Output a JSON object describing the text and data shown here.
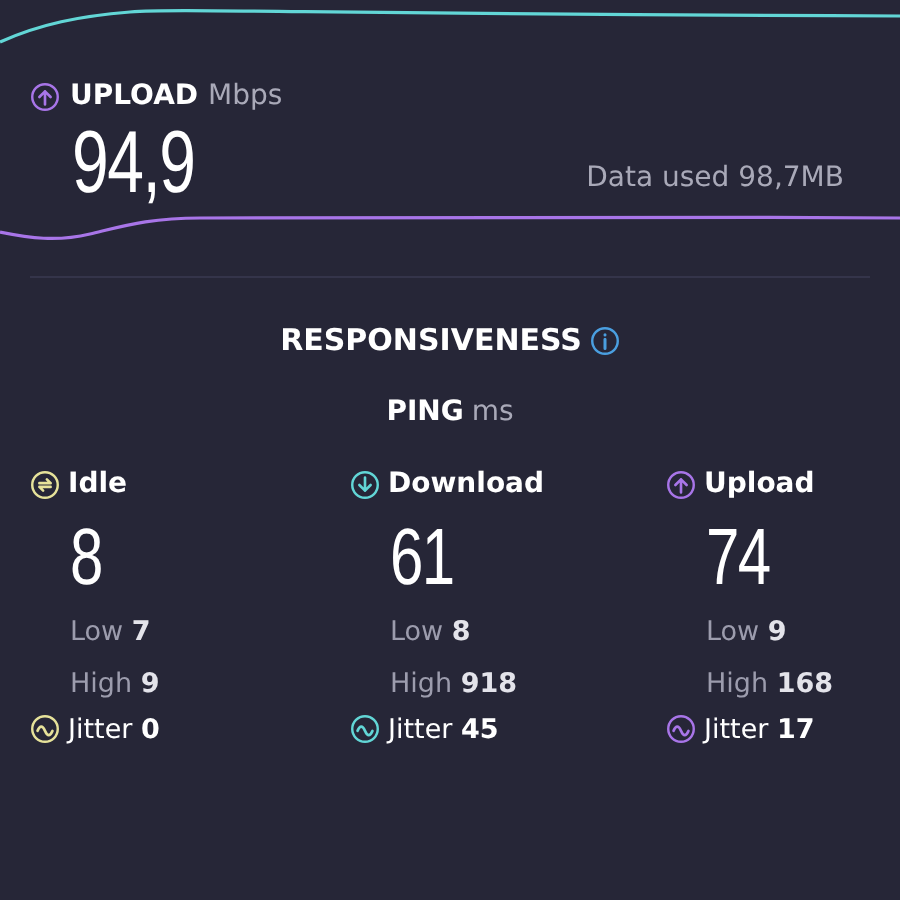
{
  "upload": {
    "label": "UPLOAD",
    "unit": "Mbps",
    "value": "94,9",
    "data_used": "Data used 98,7MB"
  },
  "responsiveness": {
    "title": "RESPONSIVENESS",
    "ping_label": "PING",
    "ping_unit": "ms"
  },
  "ping": [
    {
      "kind": "idle",
      "label": "Idle",
      "color": "#e6e29a",
      "value": "8",
      "low": "Low **7**",
      "high": "High **9**",
      "jitter": "Jitter **0**"
    },
    {
      "kind": "download",
      "label": "Download",
      "color": "#62d6d6",
      "value": "61",
      "low": "Low **8**",
      "high": "High **918**",
      "jitter": "Jitter **45**"
    },
    {
      "kind": "upload",
      "label": "Upload",
      "color": "#a875e8",
      "value": "74",
      "low": "Low **9**",
      "high": "High **168**",
      "jitter": "Jitter **17**"
    }
  ]
}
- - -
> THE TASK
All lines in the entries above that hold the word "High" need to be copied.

> SOLUTION BELOW
      "high": "High **9**",
      "high": "High **918**",
      "high": "High **168**",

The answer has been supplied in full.